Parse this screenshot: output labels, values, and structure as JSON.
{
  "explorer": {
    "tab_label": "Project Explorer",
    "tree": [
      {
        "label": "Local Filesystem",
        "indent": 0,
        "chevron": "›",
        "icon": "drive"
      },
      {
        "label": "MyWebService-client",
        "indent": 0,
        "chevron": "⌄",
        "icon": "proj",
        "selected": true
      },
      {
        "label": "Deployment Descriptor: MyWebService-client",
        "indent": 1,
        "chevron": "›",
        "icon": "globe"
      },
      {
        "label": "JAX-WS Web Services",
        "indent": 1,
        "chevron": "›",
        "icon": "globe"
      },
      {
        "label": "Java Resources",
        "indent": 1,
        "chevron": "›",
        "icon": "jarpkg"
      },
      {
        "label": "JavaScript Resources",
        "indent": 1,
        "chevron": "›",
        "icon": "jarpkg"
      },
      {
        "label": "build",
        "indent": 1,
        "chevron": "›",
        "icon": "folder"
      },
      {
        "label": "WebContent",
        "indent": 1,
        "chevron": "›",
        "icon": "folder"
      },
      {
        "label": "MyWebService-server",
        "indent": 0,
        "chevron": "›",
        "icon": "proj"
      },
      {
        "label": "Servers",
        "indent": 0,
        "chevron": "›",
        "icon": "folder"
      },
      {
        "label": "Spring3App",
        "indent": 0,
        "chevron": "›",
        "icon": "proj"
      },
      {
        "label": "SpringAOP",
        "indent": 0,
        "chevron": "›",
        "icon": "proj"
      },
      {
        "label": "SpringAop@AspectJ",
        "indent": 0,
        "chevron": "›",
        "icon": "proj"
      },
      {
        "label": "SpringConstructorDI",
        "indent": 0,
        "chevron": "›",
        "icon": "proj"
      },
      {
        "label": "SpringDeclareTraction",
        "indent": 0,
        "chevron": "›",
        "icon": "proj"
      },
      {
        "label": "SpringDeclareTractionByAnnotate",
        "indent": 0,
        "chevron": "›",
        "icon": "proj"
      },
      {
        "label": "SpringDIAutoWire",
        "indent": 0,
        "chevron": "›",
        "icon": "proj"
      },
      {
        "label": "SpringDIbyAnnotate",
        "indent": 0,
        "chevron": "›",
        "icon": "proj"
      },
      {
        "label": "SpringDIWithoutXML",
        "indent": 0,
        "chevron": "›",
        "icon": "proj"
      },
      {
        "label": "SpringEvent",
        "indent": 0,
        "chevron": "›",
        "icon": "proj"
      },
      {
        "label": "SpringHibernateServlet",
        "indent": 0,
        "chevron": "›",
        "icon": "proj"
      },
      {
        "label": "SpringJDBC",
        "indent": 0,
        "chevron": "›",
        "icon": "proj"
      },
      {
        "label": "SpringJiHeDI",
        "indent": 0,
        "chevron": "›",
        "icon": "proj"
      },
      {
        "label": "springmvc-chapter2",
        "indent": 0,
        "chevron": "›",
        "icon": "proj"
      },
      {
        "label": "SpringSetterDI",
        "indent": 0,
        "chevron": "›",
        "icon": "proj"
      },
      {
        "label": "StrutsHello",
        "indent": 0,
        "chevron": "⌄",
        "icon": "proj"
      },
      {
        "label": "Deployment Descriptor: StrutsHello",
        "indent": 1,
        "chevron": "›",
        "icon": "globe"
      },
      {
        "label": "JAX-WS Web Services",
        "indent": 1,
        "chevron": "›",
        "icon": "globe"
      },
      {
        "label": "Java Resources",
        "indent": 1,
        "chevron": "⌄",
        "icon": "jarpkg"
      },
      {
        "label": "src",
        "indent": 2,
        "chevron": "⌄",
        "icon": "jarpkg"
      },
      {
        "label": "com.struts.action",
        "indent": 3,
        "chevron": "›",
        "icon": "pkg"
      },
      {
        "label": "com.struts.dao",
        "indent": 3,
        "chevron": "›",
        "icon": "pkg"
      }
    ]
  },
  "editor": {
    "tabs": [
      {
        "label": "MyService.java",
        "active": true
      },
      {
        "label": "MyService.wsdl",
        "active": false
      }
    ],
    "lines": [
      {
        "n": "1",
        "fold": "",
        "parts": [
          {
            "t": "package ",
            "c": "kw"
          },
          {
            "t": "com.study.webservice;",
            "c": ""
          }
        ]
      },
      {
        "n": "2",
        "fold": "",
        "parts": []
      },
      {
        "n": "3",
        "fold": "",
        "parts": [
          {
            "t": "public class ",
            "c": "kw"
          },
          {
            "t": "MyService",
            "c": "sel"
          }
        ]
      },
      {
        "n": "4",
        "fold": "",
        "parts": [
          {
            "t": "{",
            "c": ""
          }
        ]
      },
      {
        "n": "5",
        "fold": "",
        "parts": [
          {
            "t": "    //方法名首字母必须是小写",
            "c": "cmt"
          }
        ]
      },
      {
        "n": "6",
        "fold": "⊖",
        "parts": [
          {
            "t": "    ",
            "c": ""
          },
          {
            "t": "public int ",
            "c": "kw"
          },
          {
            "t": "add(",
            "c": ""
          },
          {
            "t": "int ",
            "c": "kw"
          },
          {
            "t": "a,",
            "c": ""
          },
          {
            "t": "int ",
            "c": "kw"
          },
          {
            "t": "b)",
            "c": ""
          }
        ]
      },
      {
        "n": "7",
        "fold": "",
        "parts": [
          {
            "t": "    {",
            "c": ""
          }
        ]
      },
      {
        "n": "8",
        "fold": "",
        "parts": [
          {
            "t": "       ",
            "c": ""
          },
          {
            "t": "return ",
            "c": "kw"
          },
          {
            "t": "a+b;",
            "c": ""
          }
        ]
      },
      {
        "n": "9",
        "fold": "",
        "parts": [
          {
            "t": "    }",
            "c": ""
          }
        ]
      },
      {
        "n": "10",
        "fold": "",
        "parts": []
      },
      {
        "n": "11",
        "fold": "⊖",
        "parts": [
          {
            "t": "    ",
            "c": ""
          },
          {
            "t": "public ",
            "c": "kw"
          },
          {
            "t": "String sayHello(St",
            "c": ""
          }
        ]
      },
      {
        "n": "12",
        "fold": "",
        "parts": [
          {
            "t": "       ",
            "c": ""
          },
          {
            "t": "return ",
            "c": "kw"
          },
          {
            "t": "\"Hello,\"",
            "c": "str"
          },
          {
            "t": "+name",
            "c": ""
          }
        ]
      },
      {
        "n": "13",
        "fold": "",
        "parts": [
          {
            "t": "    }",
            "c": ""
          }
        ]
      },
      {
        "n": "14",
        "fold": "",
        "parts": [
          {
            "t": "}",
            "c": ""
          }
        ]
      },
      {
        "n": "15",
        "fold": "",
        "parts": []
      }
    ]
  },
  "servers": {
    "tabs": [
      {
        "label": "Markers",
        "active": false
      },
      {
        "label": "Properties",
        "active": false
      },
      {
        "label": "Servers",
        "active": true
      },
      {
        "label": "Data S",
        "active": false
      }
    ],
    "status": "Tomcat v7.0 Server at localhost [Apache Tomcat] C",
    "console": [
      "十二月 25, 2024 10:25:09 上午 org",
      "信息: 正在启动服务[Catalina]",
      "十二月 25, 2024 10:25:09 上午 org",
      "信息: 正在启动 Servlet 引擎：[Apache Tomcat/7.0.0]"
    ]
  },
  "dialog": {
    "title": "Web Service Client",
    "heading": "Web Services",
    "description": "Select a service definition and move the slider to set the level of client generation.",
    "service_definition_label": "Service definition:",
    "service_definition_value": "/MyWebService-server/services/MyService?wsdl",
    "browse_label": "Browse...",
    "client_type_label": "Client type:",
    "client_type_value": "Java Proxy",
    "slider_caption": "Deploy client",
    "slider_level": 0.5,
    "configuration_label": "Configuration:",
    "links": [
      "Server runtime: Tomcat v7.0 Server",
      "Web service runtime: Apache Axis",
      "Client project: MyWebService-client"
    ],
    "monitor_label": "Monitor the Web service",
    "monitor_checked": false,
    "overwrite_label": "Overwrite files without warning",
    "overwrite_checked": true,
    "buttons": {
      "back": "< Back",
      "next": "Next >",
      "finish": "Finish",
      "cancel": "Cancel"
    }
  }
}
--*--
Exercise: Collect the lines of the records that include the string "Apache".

Reply to the task:
    "status": "Tomcat v7.0 Server at localhost [Apache Tomcat] C",
      "信息: 正在启动 Servlet 引擎：[Apache Tomcat/7.0.0]"
      "Web service runtime: Apache Axis",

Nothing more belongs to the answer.